In a variety of states and cities (as laboratories for a national conversation), it would be exciting to see an agreement among public and private funders of the arts, arts organizations and artists to explore together the kinds of adaptation arts organizations and artists could make to provide artifacts and experiences that could be competitive and sustainable in the marketplace. Improving the meaning and impact of the artistic experience, developing enhanced relationships between artists and arts participants, and testing the potential of different business models could be among the areas of exploration. Similarly, the need for all forces to identify their roles in advocating for learning in and through the arts to be part of a basic education in the United States is a given: in spite of a growing body of research documenting the cognitive, academic, social and teaching-environment benefits of learning in and through the arts, public school systems have reduced their investment in arts education. In general, private sector cultural funders are organized to support experimentation, research and short-term innovation; public sector funders are organized to manage the broad and long-term distribution of information, technical assistance and other resources; and both need not-for-profits to implement their programs.

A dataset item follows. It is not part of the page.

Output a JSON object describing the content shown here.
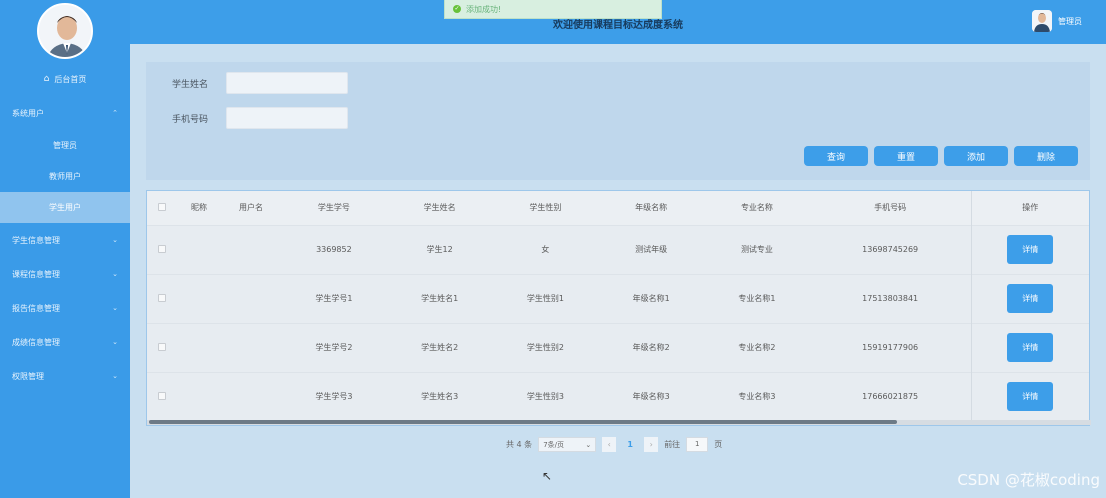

I recently started to Google the words “a crisis. . . .” Up popped “a crisis is a terrible thing to waste” and the result that 78,300 items with that phrase are available. Perhaps this recession will catalyze a better understanding of strategies to support meaningful arts activity in the United States in the dynamic context of digital technology and demographic change.
1 Steven J. Tepper and Bill Ivey, eds., Engaging Art: The Next Great Transformation of America’s Cultural Life. New York: Routledge, 2007. back to article
2 Bill Ivey and Steven J. Tepper, “Cultural Renaissance or Cultural Divide?” Grantmakers in the Arts Reader, vol. 17 (summer 2006). back to article
In this Issue
Executive Director's Column
State to State
- Arkansas: Creative Economy Project
- Wyoming: Community Arts Partners Program
- Kentucky: Poets Laureate
- Connecticut: Fellowship Program
- Virginia: Conference for Creating Arts and Cultural Districts
- Missouri: Arts Summit
- Oregon: Cultural Tourism Grant Program
- D.C.: Artistic Bike Rack
Research on Demand
Did You Know?
ARTS AND ECONOMIC DEVELOPMENT